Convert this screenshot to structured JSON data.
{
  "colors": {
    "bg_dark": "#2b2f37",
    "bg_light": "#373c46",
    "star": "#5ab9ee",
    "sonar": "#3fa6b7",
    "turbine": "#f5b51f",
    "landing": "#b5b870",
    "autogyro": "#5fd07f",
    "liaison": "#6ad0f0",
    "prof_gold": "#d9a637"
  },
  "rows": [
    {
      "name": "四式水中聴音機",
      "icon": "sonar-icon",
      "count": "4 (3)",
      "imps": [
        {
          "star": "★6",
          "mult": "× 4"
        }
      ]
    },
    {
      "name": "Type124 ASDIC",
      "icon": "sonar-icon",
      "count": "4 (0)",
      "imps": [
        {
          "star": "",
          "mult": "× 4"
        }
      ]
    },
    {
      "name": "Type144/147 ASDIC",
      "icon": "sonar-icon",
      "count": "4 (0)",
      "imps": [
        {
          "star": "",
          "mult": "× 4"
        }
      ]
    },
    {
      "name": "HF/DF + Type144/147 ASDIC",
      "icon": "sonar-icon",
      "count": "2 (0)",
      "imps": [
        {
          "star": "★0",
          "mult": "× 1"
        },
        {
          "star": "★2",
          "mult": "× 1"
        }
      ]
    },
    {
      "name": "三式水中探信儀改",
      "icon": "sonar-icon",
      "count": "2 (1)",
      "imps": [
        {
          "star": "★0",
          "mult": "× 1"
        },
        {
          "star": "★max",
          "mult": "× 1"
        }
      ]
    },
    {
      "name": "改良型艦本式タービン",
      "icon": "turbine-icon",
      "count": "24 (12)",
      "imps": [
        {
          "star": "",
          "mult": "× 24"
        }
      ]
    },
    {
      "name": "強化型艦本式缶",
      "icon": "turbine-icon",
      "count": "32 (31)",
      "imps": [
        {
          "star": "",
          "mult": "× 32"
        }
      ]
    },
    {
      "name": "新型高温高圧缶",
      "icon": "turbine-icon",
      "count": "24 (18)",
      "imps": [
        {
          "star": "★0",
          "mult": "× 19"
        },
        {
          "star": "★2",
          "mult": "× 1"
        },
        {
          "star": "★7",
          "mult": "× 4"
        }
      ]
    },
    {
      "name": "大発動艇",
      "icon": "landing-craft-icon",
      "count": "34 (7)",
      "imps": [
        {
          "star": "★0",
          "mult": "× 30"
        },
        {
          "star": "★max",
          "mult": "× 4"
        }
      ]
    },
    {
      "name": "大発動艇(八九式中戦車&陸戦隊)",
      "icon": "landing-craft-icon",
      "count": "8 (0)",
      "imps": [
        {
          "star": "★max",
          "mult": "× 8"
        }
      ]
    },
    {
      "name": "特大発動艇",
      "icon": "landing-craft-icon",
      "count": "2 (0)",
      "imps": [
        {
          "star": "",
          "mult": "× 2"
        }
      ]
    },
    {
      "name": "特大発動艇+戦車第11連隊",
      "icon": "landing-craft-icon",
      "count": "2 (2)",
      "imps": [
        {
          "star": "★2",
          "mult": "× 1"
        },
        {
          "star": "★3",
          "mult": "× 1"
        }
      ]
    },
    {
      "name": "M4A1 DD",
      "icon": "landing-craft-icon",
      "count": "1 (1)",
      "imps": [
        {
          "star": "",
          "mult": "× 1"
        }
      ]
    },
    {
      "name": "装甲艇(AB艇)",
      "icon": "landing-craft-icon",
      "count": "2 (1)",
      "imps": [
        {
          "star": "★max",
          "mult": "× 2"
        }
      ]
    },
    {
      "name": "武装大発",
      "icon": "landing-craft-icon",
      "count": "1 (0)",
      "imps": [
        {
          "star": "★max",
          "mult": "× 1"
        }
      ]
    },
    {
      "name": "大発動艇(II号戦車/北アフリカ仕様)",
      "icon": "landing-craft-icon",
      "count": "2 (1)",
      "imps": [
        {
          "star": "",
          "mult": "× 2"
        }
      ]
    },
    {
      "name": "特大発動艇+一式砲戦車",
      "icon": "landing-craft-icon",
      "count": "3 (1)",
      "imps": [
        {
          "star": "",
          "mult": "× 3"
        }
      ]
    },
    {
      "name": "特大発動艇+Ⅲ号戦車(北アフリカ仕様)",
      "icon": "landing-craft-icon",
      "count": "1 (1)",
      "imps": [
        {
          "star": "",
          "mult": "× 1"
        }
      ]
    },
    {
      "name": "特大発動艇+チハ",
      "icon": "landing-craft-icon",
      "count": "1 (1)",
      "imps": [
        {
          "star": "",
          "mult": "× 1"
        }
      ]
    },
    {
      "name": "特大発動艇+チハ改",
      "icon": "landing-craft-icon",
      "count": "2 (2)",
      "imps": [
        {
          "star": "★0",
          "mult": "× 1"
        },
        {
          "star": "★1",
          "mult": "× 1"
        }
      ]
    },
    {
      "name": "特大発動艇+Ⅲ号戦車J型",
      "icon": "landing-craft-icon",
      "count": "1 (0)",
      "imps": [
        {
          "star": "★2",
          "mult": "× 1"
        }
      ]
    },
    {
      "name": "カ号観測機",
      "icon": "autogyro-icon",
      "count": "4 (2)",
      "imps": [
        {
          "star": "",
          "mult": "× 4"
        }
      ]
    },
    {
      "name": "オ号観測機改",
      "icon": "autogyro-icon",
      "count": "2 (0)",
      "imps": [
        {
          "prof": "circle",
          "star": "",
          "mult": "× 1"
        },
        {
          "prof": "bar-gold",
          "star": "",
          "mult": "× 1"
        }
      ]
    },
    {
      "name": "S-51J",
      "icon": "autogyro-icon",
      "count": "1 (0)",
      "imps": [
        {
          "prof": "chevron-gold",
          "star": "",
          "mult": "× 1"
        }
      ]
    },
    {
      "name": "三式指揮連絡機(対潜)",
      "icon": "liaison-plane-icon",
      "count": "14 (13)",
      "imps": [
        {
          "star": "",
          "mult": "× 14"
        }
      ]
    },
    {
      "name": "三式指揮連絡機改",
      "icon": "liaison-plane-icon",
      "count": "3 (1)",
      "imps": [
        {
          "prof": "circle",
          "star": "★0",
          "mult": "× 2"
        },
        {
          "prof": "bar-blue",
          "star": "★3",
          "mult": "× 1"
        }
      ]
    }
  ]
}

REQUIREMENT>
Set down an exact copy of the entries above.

OUTPUT>
Convert this screenshot to structured JSON data.
{
  "colors": {
    "bg_dark": "#2b2f37",
    "bg_light": "#373c46",
    "star": "#5ab9ee",
    "sonar": "#3fa6b7",
    "turbine": "#f5b51f",
    "landing": "#b5b870",
    "autogyro": "#5fd07f",
    "liaison": "#6ad0f0",
    "prof_gold": "#d9a637"
  },
  "rows": [
    {
      "name": "四式水中聴音機",
      "icon": "sonar-icon",
      "count": "4 (3)",
      "imps": [
        {
          "star": "★6",
          "mult": "× 4"
        }
      ]
    },
    {
      "name": "Type124 ASDIC",
      "icon": "sonar-icon",
      "count": "4 (0)",
      "imps": [
        {
          "star": "",
          "mult": "× 4"
        }
      ]
    },
    {
      "name": "Type144/147 ASDIC",
      "icon": "sonar-icon",
      "count": "4 (0)",
      "imps": [
        {
          "star": "",
          "mult": "× 4"
        }
      ]
    },
    {
      "name": "HF/DF + Type144/147 ASDIC",
      "icon": "sonar-icon",
      "count": "2 (0)",
      "imps": [
        {
          "star": "★0",
          "mult": "× 1"
        },
        {
          "star": "★2",
          "mult": "× 1"
        }
      ]
    },
    {
      "name": "三式水中探信儀改",
      "icon": "sonar-icon",
      "count": "2 (1)",
      "imps": [
        {
          "star": "★0",
          "mult": "× 1"
        },
        {
          "star": "★max",
          "mult": "× 1"
        }
      ]
    },
    {
      "name": "改良型艦本式タービン",
      "icon": "turbine-icon",
      "count": "24 (12)",
      "imps": [
        {
          "star": "",
          "mult": "× 24"
        }
      ]
    },
    {
      "name": "強化型艦本式缶",
      "icon": "turbine-icon",
      "count": "32 (31)",
      "imps": [
        {
          "star": "",
          "mult": "× 32"
        }
      ]
    },
    {
      "name": "新型高温高圧缶",
      "icon": "turbine-icon",
      "count": "24 (18)",
      "imps": [
        {
          "star": "★0",
          "mult": "× 19"
        },
        {
          "star": "★2",
          "mult": "× 1"
        },
        {
          "star": "★7",
          "mult": "× 4"
        }
      ]
    },
    {
      "name": "大発動艇",
      "icon": "landing-craft-icon",
      "count": "34 (7)",
      "imps": [
        {
          "star": "★0",
          "mult": "× 30"
        },
        {
          "star": "★max",
          "mult": "× 4"
        }
      ]
    },
    {
      "name": "大発動艇(八九式中戦車&陸戦隊)",
      "icon": "landing-craft-icon",
      "count": "8 (0)",
      "imps": [
        {
          "star": "★max",
          "mult": "× 8"
        }
      ]
    },
    {
      "name": "特大発動艇",
      "icon": "landing-craft-icon",
      "count": "2 (0)",
      "imps": [
        {
          "star": "",
          "mult": "× 2"
        }
      ]
    },
    {
      "name": "特大発動艇+戦車第11連隊",
      "icon": "landing-craft-icon",
      "count": "2 (2)",
      "imps": [
        {
          "star": "★2",
          "mult": "× 1"
        },
        {
          "star": "★3",
          "mult": "× 1"
        }
      ]
    },
    {
      "name": "M4A1 DD",
      "icon": "landing-craft-icon",
      "count": "1 (1)",
      "imps": [
        {
          "star": "",
          "mult": "× 1"
        }
      ]
    },
    {
      "name": "装甲艇(AB艇)",
      "icon": "landing-craft-icon",
      "count": "2 (1)",
      "imps": [
        {
          "star": "★max",
          "mult": "× 2"
        }
      ]
    },
    {
      "name": "武装大発",
      "icon": "landing-craft-icon",
      "count": "1 (0)",
      "imps": [
        {
          "star": "★max",
          "mult": "× 1"
        }
      ]
    },
    {
      "name": "大発動艇(II号戦車/北アフリカ仕様)",
      "icon": "landing-craft-icon",
      "count": "2 (1)",
      "imps": [
        {
          "star": "",
          "mult": "× 2"
        }
      ]
    },
    {
      "name": "特大発動艇+一式砲戦車",
      "icon": "landing-craft-icon",
      "count": "3 (1)",
      "imps": [
        {
          "star": "",
          "mult": "× 3"
        }
      ]
    },
    {
      "name": "特大発動艇+Ⅲ号戦車(北アフリカ仕様)",
      "icon": "landing-craft-icon",
      "count": "1 (1)",
      "imps": [
        {
          "star": "",
          "mult": "× 1"
        }
      ]
    },
    {
      "name": "特大発動艇+チハ",
      "icon": "landing-craft-icon",
      "count": "1 (1)",
      "imps": [
        {
          "star": "",
          "mult": "× 1"
        }
      ]
    },
    {
      "name": "特大発動艇+チハ改",
      "icon": "landing-craft-icon",
      "count": "2 (2)",
      "imps": [
        {
          "star": "★0",
          "mult": "× 1"
        },
        {
          "star": "★1",
          "mult": "× 1"
        }
      ]
    },
    {
      "name": "特大発動艇+Ⅲ号戦車J型",
      "icon": "landing-craft-icon",
      "count": "1 (0)",
      "imps": [
        {
          "star": "★2",
          "mult": "× 1"
        }
      ]
    },
    {
      "name": "カ号観測機",
      "icon": "autogyro-icon",
      "count": "4 (2)",
      "imps": [
        {
          "star": "",
          "mult": "× 4"
        }
      ]
    },
    {
      "name": "オ号観測機改",
      "icon": "autogyro-icon",
      "count": "2 (0)",
      "imps": [
        {
          "prof": "circle",
          "star": "",
          "mult": "× 1"
        },
        {
          "prof": "bar-gold",
          "star": "",
          "mult": "× 1"
        }
      ]
    },
    {
      "name": "S-51J",
      "icon": "autogyro-icon",
      "count": "1 (0)",
      "imps": [
        {
          "prof": "chevron-gold",
          "star": "",
          "mult": "× 1"
        }
      ]
    },
    {
      "name": "三式指揮連絡機(対潜)",
      "icon": "liaison-plane-icon",
      "count": "14 (13)",
      "imps": [
        {
          "star": "",
          "mult": "× 14"
        }
      ]
    },
    {
      "name": "三式指揮連絡機改",
      "icon": "liaison-plane-icon",
      "count": "3 (1)",
      "imps": [
        {
          "prof": "circle",
          "star": "★0",
          "mult": "× 2"
        },
        {
          "prof": "bar-blue",
          "star": "★3",
          "mult": "× 1"
        }
      ]
    }
  ]
}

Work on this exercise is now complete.